100mg two-piece, white opaque hard capsule, imprinted with 'Neurontin
100 mg' and 'PD' in blue ink and containing a white to off-white
powder
Neurontin 100mg capsules come in blister packs of 100 capsules.
MANUFACTURER AND PRODUCT LICENCE HOLDER
Neurontin is manufactured by Goedecke GmbH, Mooswaldallee 1, D-79090
Freiburg, Germany. Procured from within the EU by Product Licence holder
Tenolol Ltd., 5 Sandridge Close, Harrow, Middlesex, HA1 1XD.
Repackaged by Servipharm Ltd.
POM

Neurontin 100 mg Hard Capsules PL 30900/1924

Leaflet revision and issue date (Ref) 02.09.15[13]
Neurontin is a registered trademark of Warner-Lambert Company LLC.

Expand view ⇕

Source: Medicines and Healthcare Products Regulatory Agency

Disclaimer: Every effort has been made to ensure that the information provided here is accurate, up-to-date and complete, but no guarantee is made to that effect. Drug information contained herein may be time sensitive. This information has been compiled for use by healthcare practitioners and consumers in the United States. The absence of a warning for a given drug or combination thereof in no way should be construed to indicate that the drug or combination is safe, effective or appropriate for any given patient.
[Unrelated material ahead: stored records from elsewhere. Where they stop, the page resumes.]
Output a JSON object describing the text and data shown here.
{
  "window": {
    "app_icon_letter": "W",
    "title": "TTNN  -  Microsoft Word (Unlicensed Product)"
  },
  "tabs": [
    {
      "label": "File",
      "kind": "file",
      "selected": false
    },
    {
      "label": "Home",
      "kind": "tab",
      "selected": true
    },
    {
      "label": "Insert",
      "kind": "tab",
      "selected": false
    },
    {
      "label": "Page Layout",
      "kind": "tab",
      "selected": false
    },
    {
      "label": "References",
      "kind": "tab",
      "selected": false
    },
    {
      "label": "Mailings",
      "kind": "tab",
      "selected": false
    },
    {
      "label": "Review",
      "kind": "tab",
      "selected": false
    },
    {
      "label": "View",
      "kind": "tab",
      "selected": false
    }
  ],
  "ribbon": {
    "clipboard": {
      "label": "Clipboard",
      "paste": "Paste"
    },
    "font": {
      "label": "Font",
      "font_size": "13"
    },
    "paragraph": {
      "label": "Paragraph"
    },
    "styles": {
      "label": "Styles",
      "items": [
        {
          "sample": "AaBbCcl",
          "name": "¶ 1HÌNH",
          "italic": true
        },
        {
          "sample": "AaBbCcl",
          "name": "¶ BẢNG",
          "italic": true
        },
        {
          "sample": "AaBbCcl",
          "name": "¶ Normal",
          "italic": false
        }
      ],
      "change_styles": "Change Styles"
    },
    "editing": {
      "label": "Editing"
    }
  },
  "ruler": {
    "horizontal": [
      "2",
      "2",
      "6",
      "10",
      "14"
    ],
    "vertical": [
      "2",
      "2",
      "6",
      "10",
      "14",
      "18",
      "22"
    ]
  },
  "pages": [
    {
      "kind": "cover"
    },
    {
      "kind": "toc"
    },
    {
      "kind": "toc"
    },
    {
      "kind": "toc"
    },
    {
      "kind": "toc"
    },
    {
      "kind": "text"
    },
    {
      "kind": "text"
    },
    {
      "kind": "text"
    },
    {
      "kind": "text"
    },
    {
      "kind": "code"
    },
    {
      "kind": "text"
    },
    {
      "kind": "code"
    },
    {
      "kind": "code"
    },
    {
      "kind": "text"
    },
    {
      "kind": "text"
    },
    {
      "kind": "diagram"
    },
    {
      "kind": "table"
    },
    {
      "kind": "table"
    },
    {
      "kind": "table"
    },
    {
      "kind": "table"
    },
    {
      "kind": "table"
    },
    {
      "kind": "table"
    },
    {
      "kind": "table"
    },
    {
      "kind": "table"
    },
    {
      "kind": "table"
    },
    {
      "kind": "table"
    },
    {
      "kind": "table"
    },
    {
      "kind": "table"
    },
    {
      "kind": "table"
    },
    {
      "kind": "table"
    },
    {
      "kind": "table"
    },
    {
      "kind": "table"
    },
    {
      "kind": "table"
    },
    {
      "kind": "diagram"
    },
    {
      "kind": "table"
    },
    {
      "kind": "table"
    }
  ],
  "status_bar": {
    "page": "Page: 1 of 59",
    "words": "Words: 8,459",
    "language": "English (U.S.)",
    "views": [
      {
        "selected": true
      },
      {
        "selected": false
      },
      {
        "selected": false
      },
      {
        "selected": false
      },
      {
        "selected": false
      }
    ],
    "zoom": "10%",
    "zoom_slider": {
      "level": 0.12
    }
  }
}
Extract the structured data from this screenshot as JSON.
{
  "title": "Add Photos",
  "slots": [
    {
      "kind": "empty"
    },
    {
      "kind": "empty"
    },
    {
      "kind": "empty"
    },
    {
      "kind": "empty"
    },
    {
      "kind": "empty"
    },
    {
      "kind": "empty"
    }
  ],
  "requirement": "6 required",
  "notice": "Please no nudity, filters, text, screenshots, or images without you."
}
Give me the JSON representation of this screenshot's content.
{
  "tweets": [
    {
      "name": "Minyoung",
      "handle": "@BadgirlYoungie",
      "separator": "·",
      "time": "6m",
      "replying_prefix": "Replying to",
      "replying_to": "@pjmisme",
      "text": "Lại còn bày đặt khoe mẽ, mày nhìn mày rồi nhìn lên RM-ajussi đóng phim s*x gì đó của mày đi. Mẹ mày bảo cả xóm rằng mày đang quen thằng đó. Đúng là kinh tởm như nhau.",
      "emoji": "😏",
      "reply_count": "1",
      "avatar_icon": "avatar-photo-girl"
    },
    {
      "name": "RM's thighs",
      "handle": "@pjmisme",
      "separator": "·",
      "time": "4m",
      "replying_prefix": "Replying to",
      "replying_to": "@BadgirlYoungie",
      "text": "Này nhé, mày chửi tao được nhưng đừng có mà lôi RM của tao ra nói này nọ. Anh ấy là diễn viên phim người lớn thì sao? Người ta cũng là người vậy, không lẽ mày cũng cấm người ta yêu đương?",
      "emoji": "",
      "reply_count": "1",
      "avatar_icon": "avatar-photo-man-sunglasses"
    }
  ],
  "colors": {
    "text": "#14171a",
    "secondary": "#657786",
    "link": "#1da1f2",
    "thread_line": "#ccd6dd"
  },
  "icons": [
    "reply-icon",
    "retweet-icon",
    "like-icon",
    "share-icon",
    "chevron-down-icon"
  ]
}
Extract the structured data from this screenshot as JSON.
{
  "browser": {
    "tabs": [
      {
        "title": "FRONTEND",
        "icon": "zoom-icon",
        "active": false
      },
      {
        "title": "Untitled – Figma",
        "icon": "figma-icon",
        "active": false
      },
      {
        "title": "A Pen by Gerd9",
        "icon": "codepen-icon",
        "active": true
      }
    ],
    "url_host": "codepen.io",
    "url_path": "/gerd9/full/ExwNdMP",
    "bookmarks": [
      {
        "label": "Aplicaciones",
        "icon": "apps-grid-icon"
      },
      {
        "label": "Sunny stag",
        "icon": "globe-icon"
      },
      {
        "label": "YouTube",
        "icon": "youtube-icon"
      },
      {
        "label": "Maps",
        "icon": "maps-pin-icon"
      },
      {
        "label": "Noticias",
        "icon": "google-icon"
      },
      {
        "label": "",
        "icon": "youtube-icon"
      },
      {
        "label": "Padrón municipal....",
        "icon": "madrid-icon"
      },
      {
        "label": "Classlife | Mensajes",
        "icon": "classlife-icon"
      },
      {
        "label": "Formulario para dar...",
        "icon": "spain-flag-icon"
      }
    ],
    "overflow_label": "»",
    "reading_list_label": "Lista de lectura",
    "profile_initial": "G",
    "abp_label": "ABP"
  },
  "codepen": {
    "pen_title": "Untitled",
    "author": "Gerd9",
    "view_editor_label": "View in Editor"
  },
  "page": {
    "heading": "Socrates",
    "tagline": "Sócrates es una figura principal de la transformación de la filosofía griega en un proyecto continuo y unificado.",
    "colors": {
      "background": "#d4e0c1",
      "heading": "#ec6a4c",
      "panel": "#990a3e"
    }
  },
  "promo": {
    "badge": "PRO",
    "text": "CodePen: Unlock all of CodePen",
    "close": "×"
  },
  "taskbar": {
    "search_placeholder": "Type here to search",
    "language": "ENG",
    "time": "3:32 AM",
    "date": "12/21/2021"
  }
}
If you have questions about the substances you are taking, check with your doctor, nurse or pharmacist.

Hide